On the morning of September 11th 2001, my friend Anthony sat in the cafeteria of the World Trade Center while I soaked up the sun on a beach in Bradenton, Florida. He was enjoying a cup of coffee with a co-worker when something shook the entire building. Neither of them knew what happened but they could see. They could see flaming chunks of debris falling down past the nearly floor to ceiling windows, seemingly falling out of the sky. Anthony described some of the debris as being “the size of Volkswagen’s.” He started yelling at everyone to get away from the windows because he had this terrible image of some asteroid-like rock crashing through the glass and like so many of the victims 80 floors up, no one knew what hit them. It was surreal, terrifying.”
New York is sort of like the center of the Universe. If it’s out there, it’s likely in New York. In Brooklyn, one of New York’s five Boroughs (in and of itself the fourth largest City in the world) you can walk from one end of the borough to the other end of the borough and get a feel for walking around the planet.
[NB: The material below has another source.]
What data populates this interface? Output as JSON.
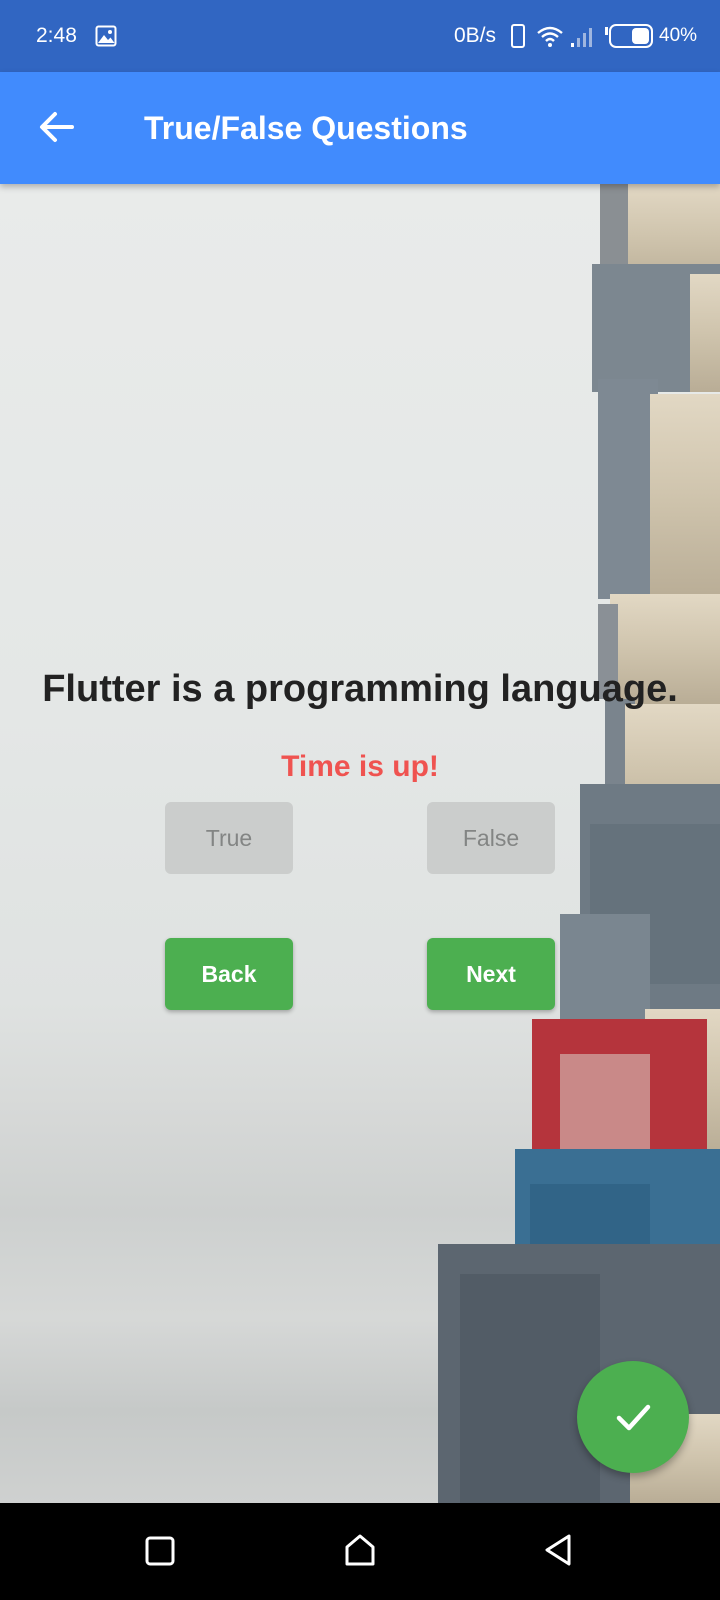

In Brighton Beach, bordering Coney Island, most of the marquee names on storefronts are written in Russian. Newspapers from Moscow and Leningrad share display stands with New York Dailies. Brighton Beach is commonly known Little Odessa and this is not unique in Brooklyn.
Atlantic Avenue marks another Brooklyn spot lined with shops whose names are in Farsi reflecting a neighborhood bustling with natives of mid-east Arabic Nations. On the West end of Brooklyn sits Bensonhurst, a predominantly Italian neighborhood with Italian food second to none. It stretches to the borders of Borough Park dominated by the East European Jews dressed in traditional black coats with the long curly side burns. There are Irish neighborhoods and African American neighborhoods, Hispanic and Asian neighborhoods. You can go into any neighborhood and marvel at the language spoken, even feel like a stranger in a foreign land when standing in a store filled with people speaking in native tongue. “Can I help you?” They ask and never forget to say “Thank you.”
On the morning of September 11th, 2001 before the second plane hit, my friend Anthony looked at his friend and said, “we have to get out of here!” They fled, racing down stairs with so many other people from so many different parts of the world, into the street still oblivious of what was really happening, aching only to get home to their loved ones. Anthony lived in Staten Island at the time. He raced and caught the last Ferry home. “The Ferry pulled out and you could see this black cloud racing from lower Manhattan. It’s like it was chasing the boat. One minute it is a beautiful sunlit day and the next the whole boat is engulfed in blackness. You couldn’t see your hand in front of your face and then it was gone. It was daylight again and you looked around at all the people you couldn’t see for what seemed like an eternity and so many just burst into tears.”
By the morning of September 12th, every corner of this Country was just another neighborhood, another borough, in the City of New York. Firefighter stood at crossroads, boots in hand, collecting funds for the victims of the worst attack since the Japanese bombed Pearl Harbor. We were – for at least a few weeks truly “One Nation, Under God, Indivisible with Liberty and Justice For All.” It didn’t; however, last as perpetuators of conspiracy theories took to the airwaves with their accusations of government plots designed to take away our Liberty.
On April 15th 2013, bombs explode in Boston taking eight-year old Martin Richard, Medford resident Kyrstle Campbell and Chinese native Lingzi Lu in another act of terrorism; and we are a Nation united again with the City of Boston; a City every bit as exuberant and diverse as New York. This time, however, the dust barely settles and already popular radio hosts such as Alex Jones and Glenn Beck fan the fires of millions of followers promising to prove the Boston Bombing was in fact a Government plot designed to take away our Liberties. Terrorism comes in many shapes and forms, be they Muslims from Afghanistan, Russians from Chechnya, bombers from Lockport, New York – the birthplace of Timothy McVeigh, or talking heads from Austin Texas and Everett, Washington. They all share one thing in common: a desire to undermine and destroy the foundation of our forefathers.